As Spain and France lock down British families, it’s time to look east

They may have oily, sulky, selfish skin on and off. But the way some countries treat our teenagers seems rather unfair.

With the UK dropping testing requirements from February 11, now is the time to start looking at our holiday options for the year ahead. But while painting the rules, families with young teenagers will notice that there are glaring omissions in their viable holiday map, with our favorite holiday destinations of France, Spain and Italy making things impossible or very difficult for unscrupulous teenagers.

Take Spain, Britain’s favorite holiday destination. It currently classifies Britain as ‘high risk‘, meaning people aged 12 and over can only enter the country if fully vaccinated (two doses; or including a booster if more than 270 days since last dose), with no acceptable alternatives, such as a negative PCR test result or proof of recovery, as allowed in many countries.

The problem with this is that only 12% (around 300,000) of Britons aged 12-15 have been shot twice, which means that currently 2.5 million teenagers (and their families) are effectively excluded from the ‘Spain. Not ideal, with a semester only a few weeks away. And it should be remembered that many of these teenagers will want to be vaccinated but will not be able to; the government advises waiting 28 days after contracting Covid-19 to get a dose, and many in this age group will have tested positive during the omicron wave.

Italy too. They are slightly more generous than Spain, in that they will let under-18s in without proof of vaccination, provided they pass a PCR test before entry. But unless you plan on staying in a villa for your entire trip or visiting friends, there’s no point in dragging your beloved teenagers there. If you are 12+ and not fully vaccinated, you will not be able to get your hands on the Super Green Pass. This means that, while you enjoy your bowl of puttanesca over a glass of pinot grigio, your precious little ones will have to hide in the parking lot of the restaurant. Similarly, family skiing is not an option in Italy unless you are all bitten.

As for France, you will be able to bring in unvaccinated teenagers with a negative test result, but 12-15 year olds will have to take daily antigen tests (carried out by a professional) to activate their “sanitary pass”. , and anyone aged 16 and over will only have a valid “vaccination pass” showing that they are double vaccinated or boosted, if the second vaccination was not more than seven months ago. Without these documents, you cannot access ski lifts, enter cafes, restaurants and museums, stay in many hotels or travel by long-distance train.

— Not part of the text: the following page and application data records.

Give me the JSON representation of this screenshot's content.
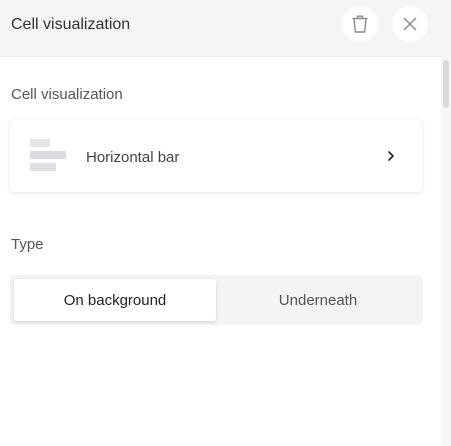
{
  "header": {
    "title": "Cell visualization",
    "delete_icon": "trash-icon",
    "close_icon": "close-icon"
  },
  "sections": {
    "visualization_label": "Cell visualization",
    "type_label": "Type"
  },
  "visualization": {
    "selected": "Horizontal bar",
    "icon": "horizontal-bar-chart-icon"
  },
  "type_options": {
    "options": [
      "On background",
      "Underneath"
    ],
    "selected": "On background"
  }
}
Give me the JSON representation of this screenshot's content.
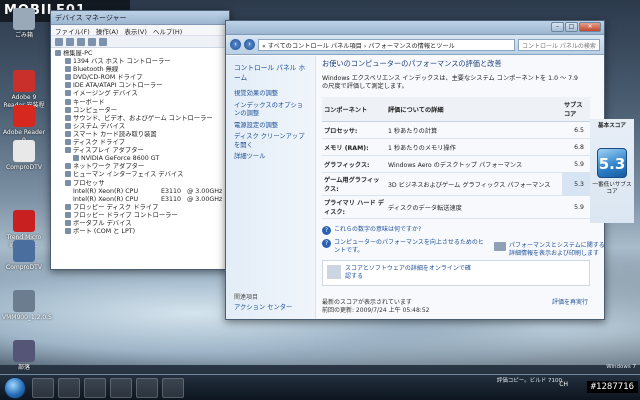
{
  "watermark": {
    "logo": "MOBILE01",
    "photo_id": "#1287716"
  },
  "desktop": {
    "icons": [
      {
        "label": "ごみ箱",
        "color": "#9aa9b8"
      },
      {
        "label": "Adobe 9 Reader 安装程式",
        "color": "#c9302c"
      },
      {
        "label": "Adobe Reader 9",
        "color": "#d6281f"
      },
      {
        "label": "ComproDTV",
        "color": "#e8e8e8"
      },
      {
        "label": "Trend Micro Internet...",
        "color": "#c82020"
      },
      {
        "label": "ComproDTV",
        "color": "#4a6f9e"
      },
      {
        "label": "VMM900_1.2.0.5",
        "color": "#6b7d8f"
      },
      {
        "label": "部落",
        "color": "#557"
      }
    ]
  },
  "devmgr": {
    "title": "デバイス マネージャー",
    "menu": [
      "ファイル(F)",
      "操作(A)",
      "表示(V)",
      "ヘルプ(H)"
    ],
    "tree": [
      {
        "level": 0,
        "label": "標集屋-PC"
      },
      {
        "level": 1,
        "label": "1394 バス ホスト コントローラー"
      },
      {
        "level": 1,
        "label": "Bluetooth 無線"
      },
      {
        "level": 1,
        "label": "DVD/CD-ROM ドライブ"
      },
      {
        "level": 1,
        "label": "IDE ATA/ATAPI コントローラー"
      },
      {
        "level": 1,
        "label": "イメージング デバイス"
      },
      {
        "level": 1,
        "label": "キーボード"
      },
      {
        "level": 1,
        "label": "コンピューター"
      },
      {
        "level": 1,
        "label": "サウンド、ビデオ、およびゲーム コントローラー"
      },
      {
        "level": 1,
        "label": "システム デバイス"
      },
      {
        "level": 1,
        "label": "スマート カード読み取り装置"
      },
      {
        "level": 1,
        "label": "ディスク ドライブ"
      },
      {
        "level": 1,
        "label": "ディスプレイ アダプター"
      },
      {
        "level": 2,
        "label": "NVIDIA GeForce 8600 GT"
      },
      {
        "level": 1,
        "label": "ネットワーク アダプター"
      },
      {
        "level": 1,
        "label": "ヒューマン インターフェイス デバイス"
      },
      {
        "level": 1,
        "label": "プロセッサ"
      }
    ],
    "cpus": [
      {
        "name": "Intel(R) Xeon(R) CPU",
        "model": "E3110",
        "freq": "@ 3.00GHz"
      },
      {
        "name": "Intel(R) Xeon(R) CPU",
        "model": "E3110",
        "freq": "@ 3.00GHz"
      }
    ],
    "tree_tail": [
      {
        "level": 1,
        "label": "フロッピー ディスク ドライブ"
      },
      {
        "level": 1,
        "label": "フロッピー ドライブ コントローラー"
      },
      {
        "level": 1,
        "label": "ポータブル デバイス"
      },
      {
        "level": 1,
        "label": "ポート (COM と LPT)"
      }
    ]
  },
  "perf": {
    "breadcrumb": "« すべてのコントロール パネル項目 › パフォーマンスの情報とツール",
    "search_placeholder": "コントロール パネルの検索",
    "side": {
      "home": "コントロール パネル ホーム",
      "links": [
        "視覚効果の調整",
        "インデックスのオプションの調整",
        "電源設定の調整",
        "ディスク クリーンアップを開く",
        "詳細ツール"
      ],
      "see_also": "関連項目",
      "action_center": "アクション センター"
    },
    "heading": "お使いのコンピューターのパフォーマンスの評価と改善",
    "description": "Windows エクスペリエンス インデックスは、主要なシステム コンポーネントを 1.0 ～ 7.9 の尺度で評価して測定します。",
    "table": {
      "headers": [
        "コンポーネント",
        "評価についての詳細",
        "サブスコア",
        "基本スコア"
      ],
      "rows": [
        {
          "component": "プロセッサ:",
          "detail": "1 秒あたりの計算",
          "score": "6.5"
        },
        {
          "component": "メモリ (RAM):",
          "detail": "1 秒あたりのメモリ操作",
          "score": "6.8"
        },
        {
          "component": "グラフィックス:",
          "detail": "Windows Aero のデスクトップ パフォーマンス",
          "score": "5.9"
        },
        {
          "component": "ゲーム用グラフィックス:",
          "detail": "3D ビジネスおよびゲーム グラフィックス パフォーマンス",
          "score": "5.3"
        },
        {
          "component": "プライマリ ハード ディスク:",
          "detail": "ディスクのデータ転送速度",
          "score": "5.9"
        }
      ]
    },
    "base_score": "5.3",
    "base_caption": "一番低いサブスコア",
    "help_links": [
      "これらの数字の意味は何ですか?",
      "コンピューターのパフォーマンスを向上させるためのヒントです。"
    ],
    "print_link": "パフォーマンスとシステムに関する詳細情報を表示および印刷します",
    "online_link": "スコアとソフトウェアの詳細をオンラインで確認する",
    "footer": {
      "current": "最新のスコアが表示されています",
      "last_update": "前回の更新: 2009/7/24 上午 05:48:52",
      "rerun": "評価を再実行"
    }
  },
  "taskbar": {
    "tray": "CH",
    "wm1": "Windows 7",
    "wm2": "評価コピー。ビルド 7100"
  }
}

So where does this leave us? If you’re looking for European sun, sea and sand, you’ll have to look to the eastern shore of the Mediterranean, where the countries are more welcoming to British families.

In Turkey, for example, unvaccinated teenagers are allowed to enter with a negative Covid-19 test result and will be able to enter restaurants and bars without a Covid pass. Egypt accepts a negative test instead of a full vaccination for those aged six and over, and also does not have a pass system for visiting inland sites. Greece too will welcome your children with a test, although unvaccinated minors between the ages of 4 and 18 will have to take a test every 48 hours to enter the establishments covered, which is not ideal but more generous than the 24 hours required in France.

There are many other countries that will welcome your unvaccinated youngsters. Mexico and Costa Rica will do so without the requirement of a negative Covid test prior to arrival, making it one of the most family-friendly destinations in the world right now (and some nice mid-range options). course, if you’re in the market for a last-minute getaway). Closer to home, Switzerland has just eased its restrictions on UK arrivals, meaning children under 16 can enter without any testing as long as they are accompanied by a vaccinated adult.

We’ve been in the tooth long enough with all these testing regulations to know that things can and will change at any time. Fast forward a month and France, Italy and Spain could well roll out the red carpet for our dear British teenagers. Otherwise, their respective tourist boards are sure to lobby their tourism ministers to make things easier for British families by Easter or risk another deadly holiday season.

But for now, as February’s midterm approaches, our three favorite vacation destinations are off the travel map for millions of families with unvaccinated teens. If that’s not something to shun, I don’t know what is.